14) The Frank survey of 2012 showed 86% of parents had no knowledge of NPS/Legal highs or had simply not heard of them. Given the displacement from illegal to legal drugs by a significant proportion of the youth population this a deeply concerning level of ignorance when many a majority (56%) of 11-15 year olds rely on their parents for information on drugs. Angelus has produced a highly successful parents booklet with Adfam and the Club Drug Clinic. Angelus has also recently produced some parents films featuring Eamonn Holmes, Cheri Lunghi and Dr Hillary Jones which will soon be launched. We are also soon to launch an online parents community.


Practioners’ Views

15) Angelus co-hosted a conference aimed at practitioners on 26 June with VSA charity Re-Solve. The resulting report ‘Legal Highs: An Action Plan for Change’ was sent to all party leaders. Among its recommendations:


More research to fill knowledge gaps:

• The development of better data collection methods

• The creation of a robust, empirical, peer- reviewed research base

• Greater engagement with users to fill any knowledge gaps.


Resources targeted on education, with a focus on harm reduction:

• The creation of a central depository of resources and information on NPS

• Promotion of the message that ‘legal’ doesn’t mean ‘safe’

• Co-ordination from the central but delivery at a local level.


Clearly defined roles and responsibilities:

• National government to develop a clear legislative framework, act as a central point of co-ordination, and develop messages

• Local government to deliver treatment, support and enforcement

• Charities to continue their important work in spreading information


Legal Changes

16) In 2013, Angelus worked closely with HM Opposition in the formulation and accompanying submissions of an amendment to the Anti-Social Behaviour, Crime and Policing Bill (now 2014 Act). The purpose of the amendment was to stop the sale/supply of “synthetic, intoxicating psychoactive substances” with exemptions for alcohol, tobacco, medicines and certain foodstuffs.

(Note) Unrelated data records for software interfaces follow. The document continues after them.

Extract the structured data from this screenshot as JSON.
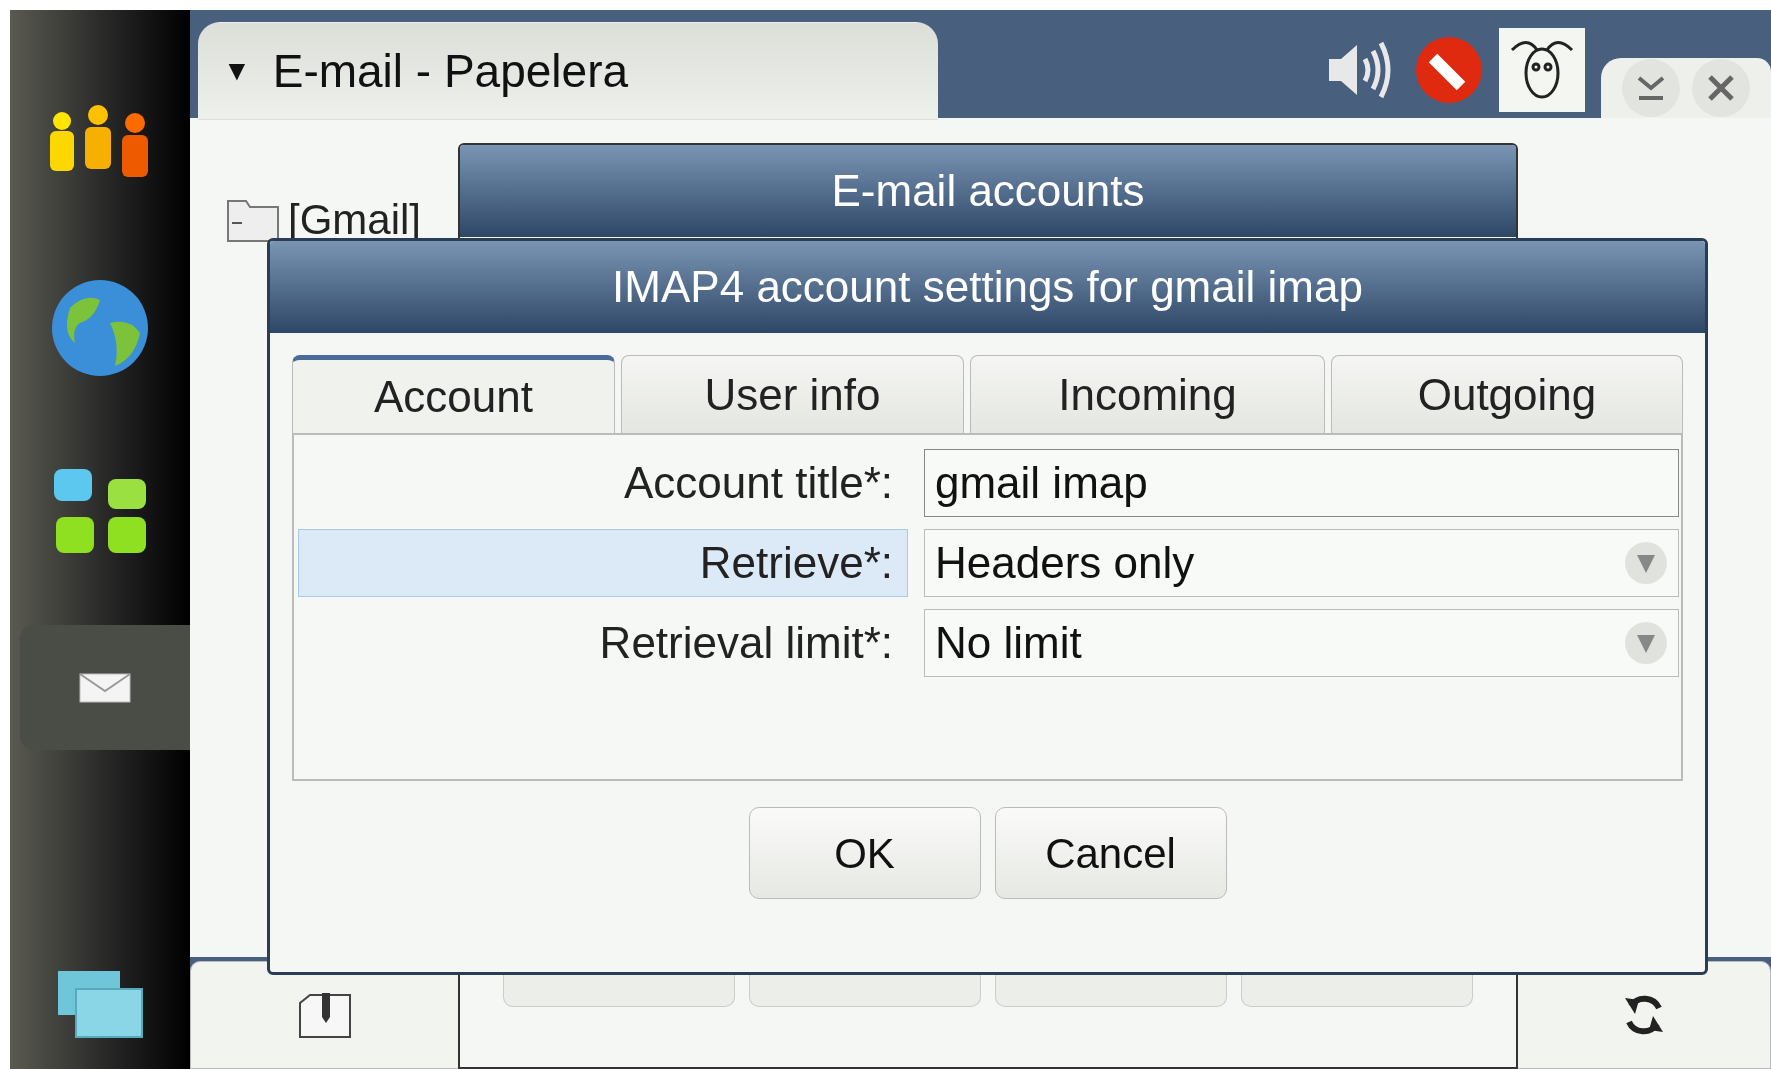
{
  "sidebar": {
    "items": [
      {
        "kind": "contacts",
        "selected": false
      },
      {
        "kind": "web",
        "selected": false
      },
      {
        "kind": "apps",
        "selected": false
      },
      {
        "kind": "mail",
        "selected": true
      },
      {
        "kind": "windows",
        "selected": false
      }
    ]
  },
  "window": {
    "title": "E-mail - Papelera",
    "menu_marker": "▼"
  },
  "folders": [
    {
      "label": "[Gmail]"
    }
  ],
  "background_dialog": {
    "title": "E-mail accounts"
  },
  "dialog": {
    "title": "IMAP4 account settings for gmail imap",
    "tabs": [
      {
        "label": "Account",
        "selected": true
      },
      {
        "label": "User info",
        "selected": false
      },
      {
        "label": "Incoming",
        "selected": false
      },
      {
        "label": "Outgoing",
        "selected": false
      }
    ],
    "fields": [
      {
        "kind": "text",
        "label": "Account title*:",
        "value": "gmail imap",
        "focused": false
      },
      {
        "kind": "dropdown",
        "label": "Retrieve*:",
        "value": "Headers only",
        "focused": true
      },
      {
        "kind": "dropdown",
        "label": "Retrieval limit*:",
        "value": "No limit",
        "focused": false
      }
    ],
    "buttons": [
      "OK",
      "Cancel"
    ]
  }
}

Its objective was to restrict the sale of products headshops would be permitted to sell, in the same way it is an offence to sell butane and glues to minors under the Intoxicating Substances Act 1985.


17) The legislation would work by a Court issuing a (civilian) Order against a particular shop listing the products identified by Trading Standards Officers, which appeared to be psychoactive, synthetic and intoxicating. Any breach of an Order issued to a supplier/retailer would be a criminal offence. If the court issuing the Order were satisfied, on the balance of probabilities, that the headshop in question were selling “psychoactive” and “intoxicating” substances then the onus would be on the owner to demonstrate he was not.


18) The Government is to shortly publish its own findings on how to tackle the easy access to these products through the Home Office review.


19) Angelus also supports a comprehensive review of the Misuse of Drugs Act 1971.






September 2014



Jeremy Sare

Director for Government Affairs and Communications

Angelus Foundation



54, Commercial Street, London E1 6LT

Twitter: @angelustweets

Twitter: @whynotfindout


The Angelus Foundation is a UK registered charity

Registered in England and Wales no. 1139830